Return the full set of records, matching them character for character.

Items listed in a dataset:
----

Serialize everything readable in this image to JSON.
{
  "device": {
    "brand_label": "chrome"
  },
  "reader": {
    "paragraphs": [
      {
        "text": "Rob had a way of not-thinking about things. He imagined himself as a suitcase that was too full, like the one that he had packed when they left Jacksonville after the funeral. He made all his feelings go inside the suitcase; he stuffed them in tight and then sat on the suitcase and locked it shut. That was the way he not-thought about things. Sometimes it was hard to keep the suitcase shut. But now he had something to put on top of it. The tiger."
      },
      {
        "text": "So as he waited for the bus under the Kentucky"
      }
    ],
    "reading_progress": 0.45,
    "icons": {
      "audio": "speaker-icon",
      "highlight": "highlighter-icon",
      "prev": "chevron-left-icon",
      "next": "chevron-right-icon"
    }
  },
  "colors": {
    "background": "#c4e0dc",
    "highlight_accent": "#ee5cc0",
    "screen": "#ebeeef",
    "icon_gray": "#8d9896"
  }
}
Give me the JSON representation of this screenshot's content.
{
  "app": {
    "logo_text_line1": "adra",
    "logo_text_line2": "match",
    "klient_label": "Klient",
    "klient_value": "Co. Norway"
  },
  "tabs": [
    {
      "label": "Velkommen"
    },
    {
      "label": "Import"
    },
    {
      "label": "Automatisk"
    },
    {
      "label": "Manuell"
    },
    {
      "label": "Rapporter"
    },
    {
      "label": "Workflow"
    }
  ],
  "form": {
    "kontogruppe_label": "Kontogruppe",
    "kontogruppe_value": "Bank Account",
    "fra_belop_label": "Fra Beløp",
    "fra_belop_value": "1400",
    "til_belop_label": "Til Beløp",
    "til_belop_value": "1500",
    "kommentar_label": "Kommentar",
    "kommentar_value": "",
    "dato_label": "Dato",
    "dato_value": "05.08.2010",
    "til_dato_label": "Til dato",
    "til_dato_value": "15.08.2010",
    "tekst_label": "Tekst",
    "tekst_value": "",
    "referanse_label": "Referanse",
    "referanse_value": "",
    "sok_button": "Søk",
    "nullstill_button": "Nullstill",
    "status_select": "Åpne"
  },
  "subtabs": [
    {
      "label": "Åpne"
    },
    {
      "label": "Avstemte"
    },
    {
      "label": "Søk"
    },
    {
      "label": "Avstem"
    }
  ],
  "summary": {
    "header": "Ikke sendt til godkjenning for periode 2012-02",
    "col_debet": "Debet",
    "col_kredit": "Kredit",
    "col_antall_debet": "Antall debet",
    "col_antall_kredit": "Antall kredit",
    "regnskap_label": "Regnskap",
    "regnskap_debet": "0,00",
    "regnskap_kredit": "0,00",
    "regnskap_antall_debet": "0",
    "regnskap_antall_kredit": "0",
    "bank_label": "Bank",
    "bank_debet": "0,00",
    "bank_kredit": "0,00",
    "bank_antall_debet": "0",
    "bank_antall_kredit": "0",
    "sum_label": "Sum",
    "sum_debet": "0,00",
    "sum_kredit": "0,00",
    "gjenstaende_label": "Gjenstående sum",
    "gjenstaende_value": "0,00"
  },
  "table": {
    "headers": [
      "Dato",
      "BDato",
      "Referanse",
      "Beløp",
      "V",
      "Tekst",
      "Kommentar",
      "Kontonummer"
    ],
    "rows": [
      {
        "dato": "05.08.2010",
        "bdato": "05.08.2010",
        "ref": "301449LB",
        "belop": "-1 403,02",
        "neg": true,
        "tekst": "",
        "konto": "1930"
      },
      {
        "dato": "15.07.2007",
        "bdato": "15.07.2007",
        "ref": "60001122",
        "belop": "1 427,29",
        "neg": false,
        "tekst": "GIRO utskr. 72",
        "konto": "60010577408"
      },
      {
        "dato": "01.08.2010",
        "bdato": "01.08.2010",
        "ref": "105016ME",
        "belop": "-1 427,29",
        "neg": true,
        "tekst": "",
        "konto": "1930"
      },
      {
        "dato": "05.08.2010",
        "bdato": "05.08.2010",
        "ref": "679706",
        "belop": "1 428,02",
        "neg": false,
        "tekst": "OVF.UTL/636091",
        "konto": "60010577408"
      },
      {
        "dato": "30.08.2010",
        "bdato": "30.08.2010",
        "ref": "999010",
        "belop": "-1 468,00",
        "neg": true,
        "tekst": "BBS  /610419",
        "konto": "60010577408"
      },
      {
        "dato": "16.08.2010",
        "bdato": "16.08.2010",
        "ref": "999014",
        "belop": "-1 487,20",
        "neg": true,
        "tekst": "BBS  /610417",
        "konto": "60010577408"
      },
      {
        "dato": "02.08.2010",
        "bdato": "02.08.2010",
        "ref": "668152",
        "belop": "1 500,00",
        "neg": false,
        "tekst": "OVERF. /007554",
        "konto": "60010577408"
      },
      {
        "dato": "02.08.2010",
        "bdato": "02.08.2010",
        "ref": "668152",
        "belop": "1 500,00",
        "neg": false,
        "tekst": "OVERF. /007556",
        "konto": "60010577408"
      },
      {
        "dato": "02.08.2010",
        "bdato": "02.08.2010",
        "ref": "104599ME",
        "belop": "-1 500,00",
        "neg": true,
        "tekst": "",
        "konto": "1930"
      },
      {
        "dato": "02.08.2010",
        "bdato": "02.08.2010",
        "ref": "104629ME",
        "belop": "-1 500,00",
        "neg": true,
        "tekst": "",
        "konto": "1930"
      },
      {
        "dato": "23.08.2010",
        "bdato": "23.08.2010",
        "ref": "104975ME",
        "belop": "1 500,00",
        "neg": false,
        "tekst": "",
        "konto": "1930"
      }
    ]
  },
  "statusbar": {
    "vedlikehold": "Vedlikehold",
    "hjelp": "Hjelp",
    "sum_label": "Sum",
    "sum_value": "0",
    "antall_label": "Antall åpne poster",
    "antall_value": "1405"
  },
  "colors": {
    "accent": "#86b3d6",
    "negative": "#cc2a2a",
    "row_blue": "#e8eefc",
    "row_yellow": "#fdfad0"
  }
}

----

→ Final answer:
Serialize everything readable in this image to JSON.
{
  "device": {
    "brand_label": "chrome"
  },
  "reader": {
    "paragraphs": [
      {
        "text": "Rob had a way of not-thinking about things. He imagined himself as a suitcase that was too full, like the one that he had packed when they left Jacksonville after the funeral. He made all his feelings go inside the suitcase; he stuffed them in tight and then sat on the suitcase and locked it shut. That was the way he not-thought about things. Sometimes it was hard to keep the suitcase shut. But now he had something to put on top of it. The tiger."
      },
      {
        "text": "So as he waited for the bus under the Kentucky"
      }
    ],
    "reading_progress": 0.45,
    "icons": {
      "audio": "speaker-icon",
      "highlight": "highlighter-icon",
      "prev": "chevron-left-icon",
      "next": "chevron-right-icon"
    }
  },
  "colors": {
    "background": "#c4e0dc",
    "highlight_accent": "#ee5cc0",
    "screen": "#ebeeef",
    "icon_gray": "#8d9896"
  }
}
Give me the JSON representation of this screenshot's content.
{
  "app": {
    "logo_text_line1": "adra",
    "logo_text_line2": "match",
    "klient_label": "Klient",
    "klient_value": "Co. Norway"
  },
  "tabs": [
    {
      "label": "Velkommen"
    },
    {
      "label": "Import"
    },
    {
      "label": "Automatisk"
    },
    {
      "label": "Manuell"
    },
    {
      "label": "Rapporter"
    },
    {
      "label": "Workflow"
    }
  ],
  "form": {
    "kontogruppe_label": "Kontogruppe",
    "kontogruppe_value": "Bank Account",
    "fra_belop_label": "Fra Beløp",
    "fra_belop_value": "1400",
    "til_belop_label": "Til Beløp",
    "til_belop_value": "1500",
    "kommentar_label": "Kommentar",
    "kommentar_value": "",
    "dato_label": "Dato",
    "dato_value": "05.08.2010",
    "til_dato_label": "Til dato",
    "til_dato_value": "15.08.2010",
    "tekst_label": "Tekst",
    "tekst_value": "",
    "referanse_label": "Referanse",
    "referanse_value": "",
    "sok_button": "Søk",
    "nullstill_button": "Nullstill",
    "status_select": "Åpne"
  },
  "subtabs": [
    {
      "label": "Åpne"
    },
    {
      "label": "Avstemte"
    },
    {
      "label": "Søk"
    },
    {
      "label": "Avstem"
    }
  ],
  "summary": {
    "header": "Ikke sendt til godkjenning for periode 2012-02",
    "col_debet": "Debet",
    "col_kredit": "Kredit",
    "col_antall_debet": "Antall debet",
    "col_antall_kredit": "Antall kredit",
    "regnskap_label": "Regnskap",
    "regnskap_debet": "0,00",
    "regnskap_kredit": "0,00",
    "regnskap_antall_debet": "0",
    "regnskap_antall_kredit": "0",
    "bank_label": "Bank",
    "bank_debet": "0,00",
    "bank_kredit": "0,00",
    "bank_antall_debet": "0",
    "bank_antall_kredit": "0",
    "sum_label": "Sum",
    "sum_debet": "0,00",
    "sum_kredit": "0,00",
    "gjenstaende_label": "Gjenstående sum",
    "gjenstaende_value": "0,00"
  },
  "table": {
    "headers": [
      "Dato",
      "BDato",
      "Referanse",
      "Beløp",
      "V",
      "Tekst",
      "Kommentar",
      "Kontonummer"
    ],
    "rows": [
      {
        "dato": "05.08.2010",
        "bdato": "05.08.2010",
        "ref": "301449LB",
        "belop": "-1 403,02",
        "neg": true,
        "tekst": "",
        "konto": "1930"
      },
      {
        "dato": "15.07.2007",
        "bdato": "15.07.2007",
        "ref": "60001122",
        "belop": "1 427,29",
        "neg": false,
        "tekst": "GIRO utskr. 72",
        "konto": "60010577408"
      },
      {
        "dato": "01.08.2010",
        "bdato": "01.08.2010",
        "ref": "105016ME",
        "belop": "-1 427,29",
        "neg": true,
        "tekst": "",
        "konto": "1930"
      },
      {
        "dato": "05.08.2010",
        "bdato": "05.08.2010",
        "ref": "679706",
        "belop": "1 428,02",
        "neg": false,
        "tekst": "OVF.UTL/636091",
        "konto": "60010577408"
      },
      {
        "dato": "30.08.2010",
        "bdato": "30.08.2010",
        "ref": "999010",
        "belop": "-1 468,00",
        "neg": true,
        "tekst": "BBS  /610419",
        "konto": "60010577408"
      },
      {
        "dato": "16.08.2010",
        "bdato": "16.08.2010",
        "ref": "999014",
        "belop": "-1 487,20",
        "neg": true,
        "tekst": "BBS  /610417",
        "konto": "60010577408"
      },
      {
        "dato": "02.08.2010",
        "bdato": "02.08.2010",
        "ref": "668152",
        "belop": "1 500,00",
        "neg": false,
        "tekst": "OVERF. /007554",
        "konto": "60010577408"
      },
      {
        "dato": "02.08.2010",
        "bdato": "02.08.2010",
        "ref": "668152",
        "belop": "1 500,00",
        "neg": false,
        "tekst": "OVERF. /007556",
        "konto": "60010577408"
      },
      {
        "dato": "02.08.2010",
        "bdato": "02.08.2010",
        "ref": "104599ME",
        "belop": "-1 500,00",
        "neg": true,
        "tekst": "",
        "konto": "1930"
      },
      {
        "dato": "02.08.2010",
        "bdato": "02.08.2010",
        "ref": "104629ME",
        "belop": "-1 500,00",
        "neg": true,
        "tekst": "",
        "konto": "1930"
      },
      {
        "dato": "23.08.2010",
        "bdato": "23.08.2010",
        "ref": "104975ME",
        "belop": "1 500,00",
        "neg": false,
        "tekst": "",
        "konto": "1930"
      }
    ]
  },
  "statusbar": {
    "vedlikehold": "Vedlikehold",
    "hjelp": "Hjelp",
    "sum_label": "Sum",
    "sum_value": "0",
    "antall_label": "Antall åpne poster",
    "antall_value": "1405"
  },
  "colors": {
    "accent": "#86b3d6",
    "negative": "#cc2a2a",
    "row_blue": "#e8eefc",
    "row_yellow": "#fdfad0"
  }
}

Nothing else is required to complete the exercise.